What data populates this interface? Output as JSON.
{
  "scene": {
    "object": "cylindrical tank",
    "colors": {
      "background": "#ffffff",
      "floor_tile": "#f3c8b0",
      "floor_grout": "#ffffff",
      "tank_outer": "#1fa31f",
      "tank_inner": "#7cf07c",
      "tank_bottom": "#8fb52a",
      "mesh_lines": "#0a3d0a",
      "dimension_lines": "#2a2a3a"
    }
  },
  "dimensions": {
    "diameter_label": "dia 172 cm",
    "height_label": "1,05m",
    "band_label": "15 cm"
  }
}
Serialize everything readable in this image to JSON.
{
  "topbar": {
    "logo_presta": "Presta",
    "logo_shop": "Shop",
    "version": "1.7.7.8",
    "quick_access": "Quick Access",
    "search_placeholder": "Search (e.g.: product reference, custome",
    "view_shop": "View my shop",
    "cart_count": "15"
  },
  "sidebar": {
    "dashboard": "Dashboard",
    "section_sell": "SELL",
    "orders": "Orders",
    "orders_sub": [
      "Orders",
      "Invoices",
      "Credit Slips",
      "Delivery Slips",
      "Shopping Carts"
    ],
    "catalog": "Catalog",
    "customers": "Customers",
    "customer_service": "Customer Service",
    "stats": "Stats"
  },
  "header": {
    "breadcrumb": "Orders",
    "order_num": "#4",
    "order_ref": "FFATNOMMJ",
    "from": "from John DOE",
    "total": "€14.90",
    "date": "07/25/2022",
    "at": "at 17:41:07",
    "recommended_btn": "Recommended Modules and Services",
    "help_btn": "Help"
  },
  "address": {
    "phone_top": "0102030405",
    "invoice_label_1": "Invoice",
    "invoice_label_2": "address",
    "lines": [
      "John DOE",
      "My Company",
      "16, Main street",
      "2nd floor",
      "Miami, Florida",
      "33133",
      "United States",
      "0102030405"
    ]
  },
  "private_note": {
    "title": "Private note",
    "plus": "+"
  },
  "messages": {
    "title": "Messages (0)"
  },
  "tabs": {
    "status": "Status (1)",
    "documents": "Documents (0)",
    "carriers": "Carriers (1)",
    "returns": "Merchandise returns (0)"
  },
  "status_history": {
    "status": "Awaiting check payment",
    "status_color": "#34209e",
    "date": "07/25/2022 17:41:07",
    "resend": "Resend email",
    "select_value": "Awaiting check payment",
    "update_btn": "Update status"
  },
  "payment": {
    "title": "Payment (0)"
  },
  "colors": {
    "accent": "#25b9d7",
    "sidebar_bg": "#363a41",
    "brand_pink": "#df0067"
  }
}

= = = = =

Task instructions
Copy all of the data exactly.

Exercise answer
What data populates this interface? Output as JSON.
{
  "scene": {
    "object": "cylindrical tank",
    "colors": {
      "background": "#ffffff",
      "floor_tile": "#f3c8b0",
      "floor_grout": "#ffffff",
      "tank_outer": "#1fa31f",
      "tank_inner": "#7cf07c",
      "tank_bottom": "#8fb52a",
      "mesh_lines": "#0a3d0a",
      "dimension_lines": "#2a2a3a"
    }
  },
  "dimensions": {
    "diameter_label": "dia 172 cm",
    "height_label": "1,05m",
    "band_label": "15 cm"
  }
}
Serialize everything readable in this image to JSON.
{
  "topbar": {
    "logo_presta": "Presta",
    "logo_shop": "Shop",
    "version": "1.7.7.8",
    "quick_access": "Quick Access",
    "search_placeholder": "Search (e.g.: product reference, custome",
    "view_shop": "View my shop",
    "cart_count": "15"
  },
  "sidebar": {
    "dashboard": "Dashboard",
    "section_sell": "SELL",
    "orders": "Orders",
    "orders_sub": [
      "Orders",
      "Invoices",
      "Credit Slips",
      "Delivery Slips",
      "Shopping Carts"
    ],
    "catalog": "Catalog",
    "customers": "Customers",
    "customer_service": "Customer Service",
    "stats": "Stats"
  },
  "header": {
    "breadcrumb": "Orders",
    "order_num": "#4",
    "order_ref": "FFATNOMMJ",
    "from": "from John DOE",
    "total": "€14.90",
    "date": "07/25/2022",
    "at": "at 17:41:07",
    "recommended_btn": "Recommended Modules and Services",
    "help_btn": "Help"
  },
  "address": {
    "phone_top": "0102030405",
    "invoice_label_1": "Invoice",
    "invoice_label_2": "address",
    "lines": [
      "John DOE",
      "My Company",
      "16, Main street",
      "2nd floor",
      "Miami, Florida",
      "33133",
      "United States",
      "0102030405"
    ]
  },
  "private_note": {
    "title": "Private note",
    "plus": "+"
  },
  "messages": {
    "title": "Messages (0)"
  },
  "tabs": {
    "status": "Status (1)",
    "documents": "Documents (0)",
    "carriers": "Carriers (1)",
    "returns": "Merchandise returns (0)"
  },
  "status_history": {
    "status": "Awaiting check payment",
    "status_color": "#34209e",
    "date": "07/25/2022 17:41:07",
    "resend": "Resend email",
    "select_value": "Awaiting check payment",
    "update_btn": "Update status"
  },
  "payment": {
    "title": "Payment (0)"
  },
  "colors": {
    "accent": "#25b9d7",
    "sidebar_bg": "#363a41",
    "brand_pink": "#df0067"
  }
}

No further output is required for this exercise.